*Records shown:*
☆ ☆ ☆ ☆ ☆
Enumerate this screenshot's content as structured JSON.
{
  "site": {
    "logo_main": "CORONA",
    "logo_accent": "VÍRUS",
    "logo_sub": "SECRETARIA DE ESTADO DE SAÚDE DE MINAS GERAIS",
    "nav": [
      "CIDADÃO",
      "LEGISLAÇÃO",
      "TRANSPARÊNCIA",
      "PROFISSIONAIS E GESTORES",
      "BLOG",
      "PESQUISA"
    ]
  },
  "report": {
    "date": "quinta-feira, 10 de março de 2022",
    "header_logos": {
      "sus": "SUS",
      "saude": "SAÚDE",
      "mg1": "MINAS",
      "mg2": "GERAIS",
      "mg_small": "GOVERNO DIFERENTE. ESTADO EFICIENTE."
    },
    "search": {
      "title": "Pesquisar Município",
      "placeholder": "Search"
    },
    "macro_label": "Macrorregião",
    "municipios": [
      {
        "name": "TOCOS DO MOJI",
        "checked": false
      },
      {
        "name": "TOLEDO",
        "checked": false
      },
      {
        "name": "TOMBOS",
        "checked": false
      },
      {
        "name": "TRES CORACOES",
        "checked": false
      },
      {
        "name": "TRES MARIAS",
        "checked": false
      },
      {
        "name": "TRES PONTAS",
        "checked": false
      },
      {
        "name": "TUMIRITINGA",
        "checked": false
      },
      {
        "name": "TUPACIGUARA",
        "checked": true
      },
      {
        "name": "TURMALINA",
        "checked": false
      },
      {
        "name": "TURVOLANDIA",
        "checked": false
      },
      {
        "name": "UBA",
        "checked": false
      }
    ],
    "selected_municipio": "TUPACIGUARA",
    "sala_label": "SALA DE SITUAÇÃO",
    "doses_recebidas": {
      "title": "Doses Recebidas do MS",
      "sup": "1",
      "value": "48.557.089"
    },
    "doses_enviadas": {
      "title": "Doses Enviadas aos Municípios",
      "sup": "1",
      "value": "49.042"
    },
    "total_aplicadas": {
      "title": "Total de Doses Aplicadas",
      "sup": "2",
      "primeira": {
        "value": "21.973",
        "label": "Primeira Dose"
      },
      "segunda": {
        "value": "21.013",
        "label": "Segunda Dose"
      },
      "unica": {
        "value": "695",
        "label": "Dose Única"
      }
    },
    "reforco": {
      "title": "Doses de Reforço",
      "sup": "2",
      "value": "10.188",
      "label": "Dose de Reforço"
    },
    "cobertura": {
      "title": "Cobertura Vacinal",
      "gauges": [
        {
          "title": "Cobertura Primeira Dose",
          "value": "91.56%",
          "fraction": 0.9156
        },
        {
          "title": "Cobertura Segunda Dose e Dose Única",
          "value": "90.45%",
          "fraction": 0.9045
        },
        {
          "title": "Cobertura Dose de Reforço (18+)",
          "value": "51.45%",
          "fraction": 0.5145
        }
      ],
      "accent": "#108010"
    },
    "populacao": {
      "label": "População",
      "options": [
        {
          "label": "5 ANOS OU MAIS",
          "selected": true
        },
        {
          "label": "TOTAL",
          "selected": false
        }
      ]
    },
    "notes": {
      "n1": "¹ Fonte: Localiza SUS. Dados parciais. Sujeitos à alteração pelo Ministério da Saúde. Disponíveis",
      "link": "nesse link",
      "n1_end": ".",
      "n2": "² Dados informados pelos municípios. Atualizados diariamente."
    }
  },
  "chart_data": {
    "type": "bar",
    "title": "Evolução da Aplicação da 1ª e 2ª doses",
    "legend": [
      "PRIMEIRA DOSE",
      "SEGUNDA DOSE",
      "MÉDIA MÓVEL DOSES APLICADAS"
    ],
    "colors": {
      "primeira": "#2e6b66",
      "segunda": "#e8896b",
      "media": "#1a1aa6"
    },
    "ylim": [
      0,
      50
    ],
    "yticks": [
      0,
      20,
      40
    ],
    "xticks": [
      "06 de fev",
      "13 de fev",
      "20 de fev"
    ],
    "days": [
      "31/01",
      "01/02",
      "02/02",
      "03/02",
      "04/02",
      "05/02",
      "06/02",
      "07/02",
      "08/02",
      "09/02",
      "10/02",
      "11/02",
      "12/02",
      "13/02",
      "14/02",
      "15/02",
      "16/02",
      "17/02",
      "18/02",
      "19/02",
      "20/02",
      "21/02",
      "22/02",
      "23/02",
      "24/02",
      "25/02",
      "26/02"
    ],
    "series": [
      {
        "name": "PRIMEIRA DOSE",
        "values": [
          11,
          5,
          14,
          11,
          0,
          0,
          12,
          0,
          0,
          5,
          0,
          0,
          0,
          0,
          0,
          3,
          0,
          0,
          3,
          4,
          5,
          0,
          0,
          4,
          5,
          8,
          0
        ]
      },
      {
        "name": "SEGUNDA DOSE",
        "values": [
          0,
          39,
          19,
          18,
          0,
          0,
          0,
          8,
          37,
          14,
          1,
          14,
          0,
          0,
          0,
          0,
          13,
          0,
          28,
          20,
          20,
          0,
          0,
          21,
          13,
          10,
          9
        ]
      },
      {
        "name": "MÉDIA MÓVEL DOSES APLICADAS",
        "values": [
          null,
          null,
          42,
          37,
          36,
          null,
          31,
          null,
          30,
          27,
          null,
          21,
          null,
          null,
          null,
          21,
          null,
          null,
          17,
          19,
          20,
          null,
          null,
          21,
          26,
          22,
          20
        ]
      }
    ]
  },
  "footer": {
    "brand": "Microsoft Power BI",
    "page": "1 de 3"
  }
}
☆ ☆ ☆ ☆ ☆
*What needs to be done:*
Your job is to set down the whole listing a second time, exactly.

*Solution:*
Enumerate this screenshot's content as structured JSON.
{
  "site": {
    "logo_main": "CORONA",
    "logo_accent": "VÍRUS",
    "logo_sub": "SECRETARIA DE ESTADO DE SAÚDE DE MINAS GERAIS",
    "nav": [
      "CIDADÃO",
      "LEGISLAÇÃO",
      "TRANSPARÊNCIA",
      "PROFISSIONAIS E GESTORES",
      "BLOG",
      "PESQUISA"
    ]
  },
  "report": {
    "date": "quinta-feira, 10 de março de 2022",
    "header_logos": {
      "sus": "SUS",
      "saude": "SAÚDE",
      "mg1": "MINAS",
      "mg2": "GERAIS",
      "mg_small": "GOVERNO DIFERENTE. ESTADO EFICIENTE."
    },
    "search": {
      "title": "Pesquisar Município",
      "placeholder": "Search"
    },
    "macro_label": "Macrorregião",
    "municipios": [
      {
        "name": "TOCOS DO MOJI",
        "checked": false
      },
      {
        "name": "TOLEDO",
        "checked": false
      },
      {
        "name": "TOMBOS",
        "checked": false
      },
      {
        "name": "TRES CORACOES",
        "checked": false
      },
      {
        "name": "TRES MARIAS",
        "checked": false
      },
      {
        "name": "TRES PONTAS",
        "checked": false
      },
      {
        "name": "TUMIRITINGA",
        "checked": false
      },
      {
        "name": "TUPACIGUARA",
        "checked": true
      },
      {
        "name": "TURMALINA",
        "checked": false
      },
      {
        "name": "TURVOLANDIA",
        "checked": false
      },
      {
        "name": "UBA",
        "checked": false
      }
    ],
    "selected_municipio": "TUPACIGUARA",
    "sala_label": "SALA DE SITUAÇÃO",
    "doses_recebidas": {
      "title": "Doses Recebidas do MS",
      "sup": "1",
      "value": "48.557.089"
    },
    "doses_enviadas": {
      "title": "Doses Enviadas aos Municípios",
      "sup": "1",
      "value": "49.042"
    },
    "total_aplicadas": {
      "title": "Total de Doses Aplicadas",
      "sup": "2",
      "primeira": {
        "value": "21.973",
        "label": "Primeira Dose"
      },
      "segunda": {
        "value": "21.013",
        "label": "Segunda Dose"
      },
      "unica": {
        "value": "695",
        "label": "Dose Única"
      }
    },
    "reforco": {
      "title": "Doses de Reforço",
      "sup": "2",
      "value": "10.188",
      "label": "Dose de Reforço"
    },
    "cobertura": {
      "title": "Cobertura Vacinal",
      "gauges": [
        {
          "title": "Cobertura Primeira Dose",
          "value": "91.56%",
          "fraction": 0.9156
        },
        {
          "title": "Cobertura Segunda Dose e Dose Única",
          "value": "90.45%",
          "fraction": 0.9045
        },
        {
          "title": "Cobertura Dose de Reforço (18+)",
          "value": "51.45%",
          "fraction": 0.5145
        }
      ],
      "accent": "#108010"
    },
    "populacao": {
      "label": "População",
      "options": [
        {
          "label": "5 ANOS OU MAIS",
          "selected": true
        },
        {
          "label": "TOTAL",
          "selected": false
        }
      ]
    },
    "notes": {
      "n1": "¹ Fonte: Localiza SUS. Dados parciais. Sujeitos à alteração pelo Ministério da Saúde. Disponíveis",
      "link": "nesse link",
      "n1_end": ".",
      "n2": "² Dados informados pelos municípios. Atualizados diariamente."
    }
  },
  "chart_data": {
    "type": "bar",
    "title": "Evolução da Aplicação da 1ª e 2ª doses",
    "legend": [
      "PRIMEIRA DOSE",
      "SEGUNDA DOSE",
      "MÉDIA MÓVEL DOSES APLICADAS"
    ],
    "colors": {
      "primeira": "#2e6b66",
      "segunda": "#e8896b",
      "media": "#1a1aa6"
    },
    "ylim": [
      0,
      50
    ],
    "yticks": [
      0,
      20,
      40
    ],
    "xticks": [
      "06 de fev",
      "13 de fev",
      "20 de fev"
    ],
    "days": [
      "31/01",
      "01/02",
      "02/02",
      "03/02",
      "04/02",
      "05/02",
      "06/02",
      "07/02",
      "08/02",
      "09/02",
      "10/02",
      "11/02",
      "12/02",
      "13/02",
      "14/02",
      "15/02",
      "16/02",
      "17/02",
      "18/02",
      "19/02",
      "20/02",
      "21/02",
      "22/02",
      "23/02",
      "24/02",
      "25/02",
      "26/02"
    ],
    "series": [
      {
        "name": "PRIMEIRA DOSE",
        "values": [
          11,
          5,
          14,
          11,
          0,
          0,
          12,
          0,
          0,
          5,
          0,
          0,
          0,
          0,
          0,
          3,
          0,
          0,
          3,
          4,
          5,
          0,
          0,
          4,
          5,
          8,
          0
        ]
      },
      {
        "name": "SEGUNDA DOSE",
        "values": [
          0,
          39,
          19,
          18,
          0,
          0,
          0,
          8,
          37,
          14,
          1,
          14,
          0,
          0,
          0,
          0,
          13,
          0,
          28,
          20,
          20,
          0,
          0,
          21,
          13,
          10,
          9
        ]
      },
      {
        "name": "MÉDIA MÓVEL DOSES APLICADAS",
        "values": [
          null,
          null,
          42,
          37,
          36,
          null,
          31,
          null,
          30,
          27,
          null,
          21,
          null,
          null,
          null,
          21,
          null,
          null,
          17,
          19,
          20,
          null,
          null,
          21,
          26,
          22,
          20
        ]
      }
    ]
  },
  "footer": {
    "brand": "Microsoft Power BI",
    "page": "1 de 3"
  }
}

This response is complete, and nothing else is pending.